TR: Nice, which beach?

LP: I grew up in Brooklyn, New York. So, we’d go to Coney Island, Brighton Beach or Jones Beach and I would spend all my time in the ocean. You could never get me out of the water. I would come out pruned! The only time I’d ever get out was to eat a salami and cheese sandwich, and then I’d hurry back in. I remember how much I hated the 20-minute period after you ate, where you had to wait to swim again so you didn’t get cramps. I was always like: ‘I don’t care. I’m a fish!’


TR: Ha! That’s awesome.

LP: When I got a little older, marine biology was something I wanted to explore because I was super interested in ocean life. Part of me still wishes I would have moved in that direction because I would have been literally living on the ocean, which would have been a really beautiful existence. So, yeah, for me, it was always acting and marine biology, which couldn’t be more opposite. But, hey, I’m a complex woman with a lot of interests.

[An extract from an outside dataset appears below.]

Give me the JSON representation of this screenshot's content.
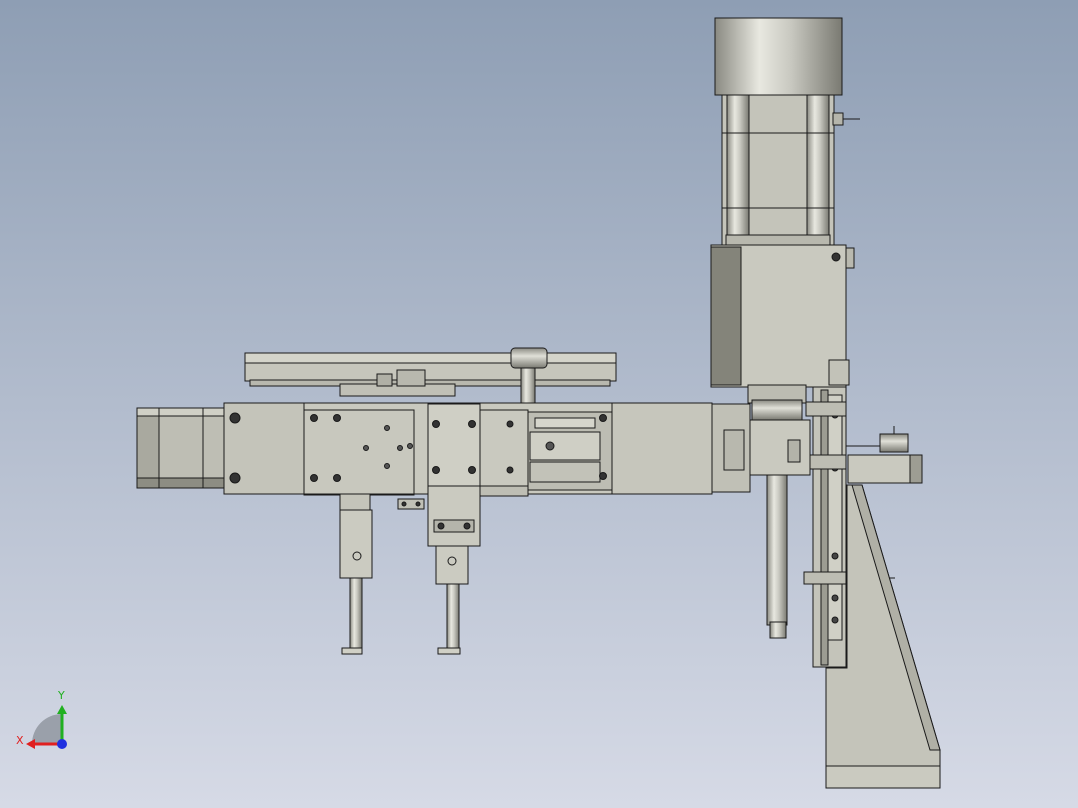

TR: Sounds like it. Talk to me about that first ‘aha moment,’ when you realized acting is what you were supposed to be doing. It sounds like it may have come to you at a very young age.

LP: Yes. Acting was something I always knew I wanted to do. I have an aunt, Candice Azzara, who is an actress. She did tons of Broadway, tons of movies and television. So, she’s been a huge influence of mine. I always looked up to her. She was gorgeous, very glamorous and she had this beautiful elegance about her. She still does! But she really taught me the craft of acting. As a little girl you’re not really thinking about craft, you’re thinking about just performing and making people laugh and how good that feels.

But when I was about 12 years old my aunt really instilled in me the idea that learning your craft is everything. Acting isn’t about just getting out there and being in a movie or being on stage or being famous. That stuff is fun too, but none of it really matters without craft. So, I started getting really serious about my craft and taking classes at 12, and I’m still a huge advocate for continuing your education and always staying in class. It’s something I still do today. When there are acting classes available, I go!


TR: With the pandemic and the lockdown, the past year and a half have been pretty rough on everyone. What did you do to get through the darker times? What kept you grounded when the world went wonky?

LP: Quiet time and meditation. My best girlfriend and I also did a lot of sound healings, with sound bowls, over Instagram Live. You know, just to provide some sort of solace and comfort for people who were feeling really isolated and confused and scared. It was a way to help heal other people, but also heal ourselves in the process. Sound healing is a very meditative experience. There’s a vibration that you feel in your whole body when you’re playing that instrument. And the sound it makes releases any tension or like, stuck energy, in your body. So, we would do that quite a bit.

We would also cook all the time! I’ve always loved cooking but I’d never made bread before. So that was fun. Learning how to bake was amazing. I also spent a lot of time during lockdown just looking for new ways to stay creative, you know? I recorded a song; I started a clothing line. I’m actually wearing one of the shirts right now.


TR: You play another complicated woman on your new Paramount+ show, Why Women Kill. What’s this new one about?

LP: Why Women Kill is set in 1949 and the show explores, in a darkly funny way, what it means to be beautiful, the facades people present to the world and the lengths that people go to live up to what society deems as desirable. It’s really interesting because I feel like our showrunner, [Desperate Housewives creator] Marc Cherry, is tapping into something that is so timeless and universal. I mean, so often we compare ourselves to society’s ideas of perfection. You know, this is beautiful. This is how people should look. This is how people should dress. I think it’s a thing that all of us have struggled with at some point. Especially today when you’re constantly being fed these images on social media. It’s like, Oh, this person looks so happy. How come I don’t get to do that? How come I’m not that happy? But we don’t ever really know what’s going on behind closed doors with any of these people.

For more from our cover celebrity, Lana Parrilla, check out our beautiful magazine here